Whanganui's property market is currently one of the strongest in New Zealand but a leading economist says the district needs a big step up in economic performance for long-term sustainability.
Cameron Bagrie, of Bagrie Economics, said Whanganui was currently playing catch-up after being "pretty late to the housing party".
"Whanganui underperformed for a very extensive and long period - and to be fair that's how things tend to go in some of the regions such as Whanganui," he said.
"The way it generally works is it tends to be Auckland off to the races first and then it takes a long time for it to proliferate down into the regions.
"Now what we've got across New Zealand is that, generally speaking, the more expensive end of the market – this is Auckland, Queenstown, parts of Tauranga – we're seeing price resistance so markets are actually starting to come back a little bit.

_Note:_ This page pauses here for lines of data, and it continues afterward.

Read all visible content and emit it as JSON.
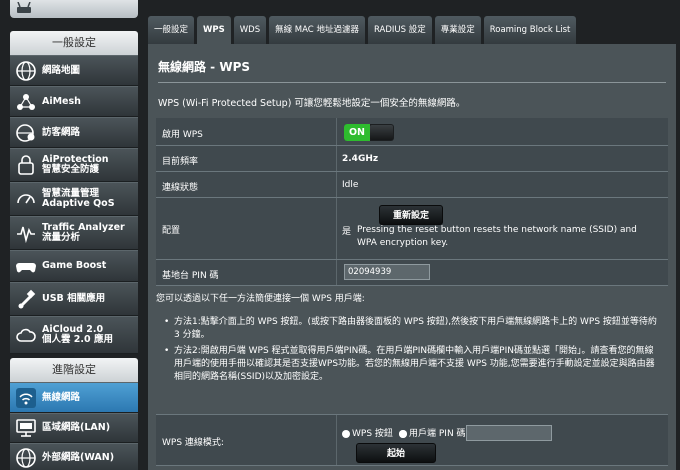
{
  "sidebar": {
    "general_section": "一般設定",
    "advanced_section": "進階設定",
    "general_items": [
      {
        "label": "網路地圖",
        "icon": "globe-icon"
      },
      {
        "label": "AiMesh",
        "icon": "mesh-icon"
      },
      {
        "label": "訪客網路",
        "icon": "guest-network-icon"
      },
      {
        "label": "AiProtection\n智慧安全防護",
        "icon": "lock-icon"
      },
      {
        "label": "智慧流量管理\nAdaptive QoS",
        "icon": "speedometer-icon"
      },
      {
        "label": "Traffic Analyzer\n流量分析",
        "icon": "traffic-icon"
      },
      {
        "label": "Game Boost",
        "icon": "gamepad-icon"
      },
      {
        "label": "USB 相關應用",
        "icon": "usb-icon"
      },
      {
        "label": "AiCloud 2.0\n個人雲 2.0 應用",
        "icon": "cloud-icon"
      }
    ],
    "advanced_items": [
      {
        "label": "無線網路",
        "icon": "wifi-icon",
        "active": true
      },
      {
        "label": "區域網路(LAN)",
        "icon": "monitor-icon",
        "active": false
      },
      {
        "label": "外部網路(WAN)",
        "icon": "globe-icon",
        "active": false
      }
    ]
  },
  "tabs": [
    "一般設定",
    "WPS",
    "WDS",
    "無線 MAC 地址過濾器",
    "RADIUS 設定",
    "專業設定",
    "Roaming Block List"
  ],
  "active_tab": "WPS",
  "page": {
    "title": "無線網路 - WPS",
    "intro": "WPS (Wi-Fi Protected Setup) 可讓您輕鬆地設定一個安全的無線網路。"
  },
  "settings": {
    "enable_wps_label": "啟用 WPS",
    "enable_wps_value": "ON",
    "frequency_label": "目前頻率",
    "frequency_value": "2.4GHz",
    "status_label": "連線狀態",
    "status_value": "Idle",
    "config_label": "配置",
    "config_value": "是",
    "reset_button": "重新設定",
    "reset_warning": "Pressing the reset button resets the network name (SSID) and WPA encryption key.",
    "pin_label": "基地台 PIN 碼",
    "pin_value": "02094939"
  },
  "help": {
    "lead": "您可以透過以下任一方法簡便連接一個 WPS 用戶端:",
    "bullets": [
      "方法1:點擊介面上的 WPS 按鈕。(或按下路由器後面板的 WPS 按鈕),然後按下用戶端無線網路卡上的 WPS 按鈕並等待約 3 分鐘。",
      "方法2:開啟用戶端 WPS 程式並取得用戶端PIN碼。在用戶端PIN碼欄中輸入用戶端PIN碼並點選「開始」。請查看您的無線用戶端的使用手冊以確認其是否支援WPS功能。若您的無線用戶端不支援 WPS 功能,您需要進行手動設定並設定與路由器相同的網路名稱(SSID)以及加密設定。"
    ]
  },
  "connect": {
    "label": "WPS 連線模式:",
    "option_button": "WPS 按鈕",
    "option_pin": "用戶端 PIN 碼",
    "start_button": "起始"
  }
}
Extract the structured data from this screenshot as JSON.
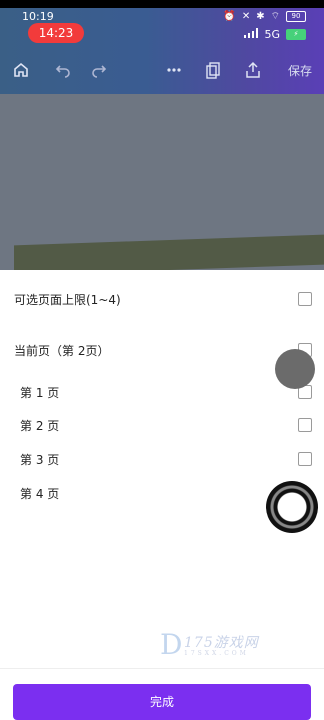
{
  "status": {
    "time": "10:19",
    "call_time": "14:23",
    "signal_label": "5G",
    "battery_top": "90",
    "battery_bottom": "⚡"
  },
  "toolbar": {
    "save_label": "保存"
  },
  "options": {
    "max_pages_label": "可选页面上限(1~4)",
    "current_page_label": "当前页（第 2页）",
    "pages": [
      {
        "label": "第 1 页"
      },
      {
        "label": "第 2 页"
      },
      {
        "label": "第 3 页"
      },
      {
        "label": "第 4 页"
      }
    ]
  },
  "watermark": {
    "text": "175游戏网",
    "sub": "17SXX.COM"
  },
  "footer": {
    "done_label": "完成"
  },
  "colors": {
    "accent": "#7b2ff0",
    "toolbar_gradient_start": "#3a5f86",
    "toolbar_gradient_end": "#5a3fb6",
    "call_pill": "#f23b3b"
  }
}
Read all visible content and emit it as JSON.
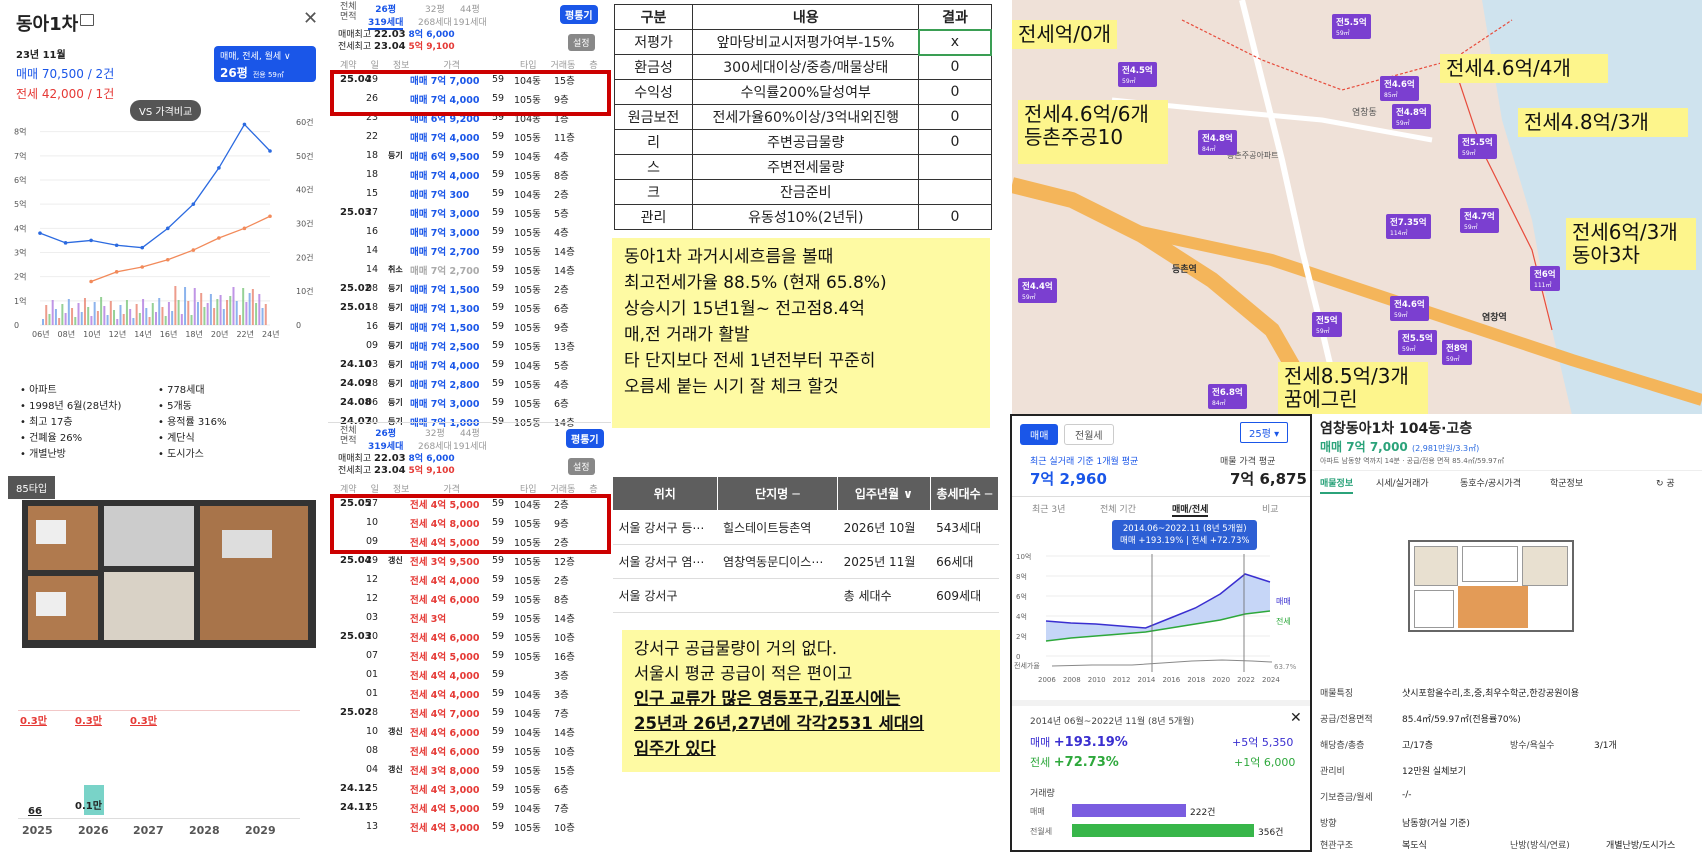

"Conversely, if I look around, where we're seeing the strongest price growth across New Zealand at the moment is generally in the cheaper regions. If I look at affordability, such as a simple measure of ratio of house prices to incomes, I see Invercargill going gangbusters, Palmerston North is going well, Dunedin – and Whanganui's in that bunch as well.
"Typically Whanganui will tend to go through about a four-year spurt and then it'll be a dead duck for about a decade. That's sort of been the historical tendency. They could break out of that rut, that historical pattern, if they could get a little bit more of a self-sustaining economic story."
With interest rates continuing to move down, high yielding regions "where the numbers stack up a little bit better" were likely to be the outperformers, Bagrie said.
"You're going to see both capital from within Whanganui and capital from outside the Whanganui region is going to be looking at the region because they've probably got prospects for a little bit more capital gain but the yields just stand out. There are not too many other prospects at the moment where you can walk in and get a 7 per cent yield - and you're still seeing 7 per centers in Whanganui.
"There's a limit to how high Whanganui prices can continue to maintain the current performance levels in the absence of a big step up in economic performance. When Whanganui springs into life, boy it goes hell for leather, but when it goes to sleep it sleeps for a very long time which is why you do need to get those yields because prospects for capital gain at some stage are going to be seriously diluted.
"There's a real important story here in regards to getting the brass tacks support for the economy coming through."
Bagrie said developments with the New Zealand International Commercial Pilot Academy and tourism, plus some population growth, were positives for Whanganui. He was also keeping a close watch on what was happening with the port redevelopment.
"If they can get something down there that's pretty dynamic, that could be a big driver of growth across the region. There's a strategic asset down there that has opportunities."
Whanganui & Partners chief executive Mark Ward said the Whanganui Chronicle and OneRoof stories (September 2) about the district's growth reflected "a positive story about Whanganui's emergence in recent times".
"People have been attracted to the lifestyle, particularly families. And it's great to hear that 20 per cent of property sales have been to first home buyers. In terms of house price versus income, Whanganui still offers a hugely favourable economic proposition versus other centres across the country and, once coupled with the delights our city offers, is proving attractive.
"We also know amongst this there is a point about supply. So it's great that a response is well underway with the urban boundary recently extended northwest of the city and further expansion proposed at Springvale. This growth planning provides for over a thousand homes, readily meeting the district's foreseeable housing demand. Crucially, this will allow residential capacity to increase and ongoing interest in our city to be sustained."
Business and income growth were needed and the signs were promising, Ward said.
"GDP is ahead of the national average, unemployment rates are dropping at encouraging levels. At a time of global uncertainty, we still remain in a window of opportunity for our community and the business fraternity. Examples like the potential port redevelopment will stimulate further growth. The expanding, more diverse population will offer possibilities we've not known before."
A regional growth adviser, funded through central government, would soon be based at the Innovation Quarter in Whanganui.
"The Provincial Growth Fund could enable once in a lifetime projects to be under way. And a multi-faceted regional economy allows us a broad base of opportunities. These are exciting times for everyone that touches our regional economy."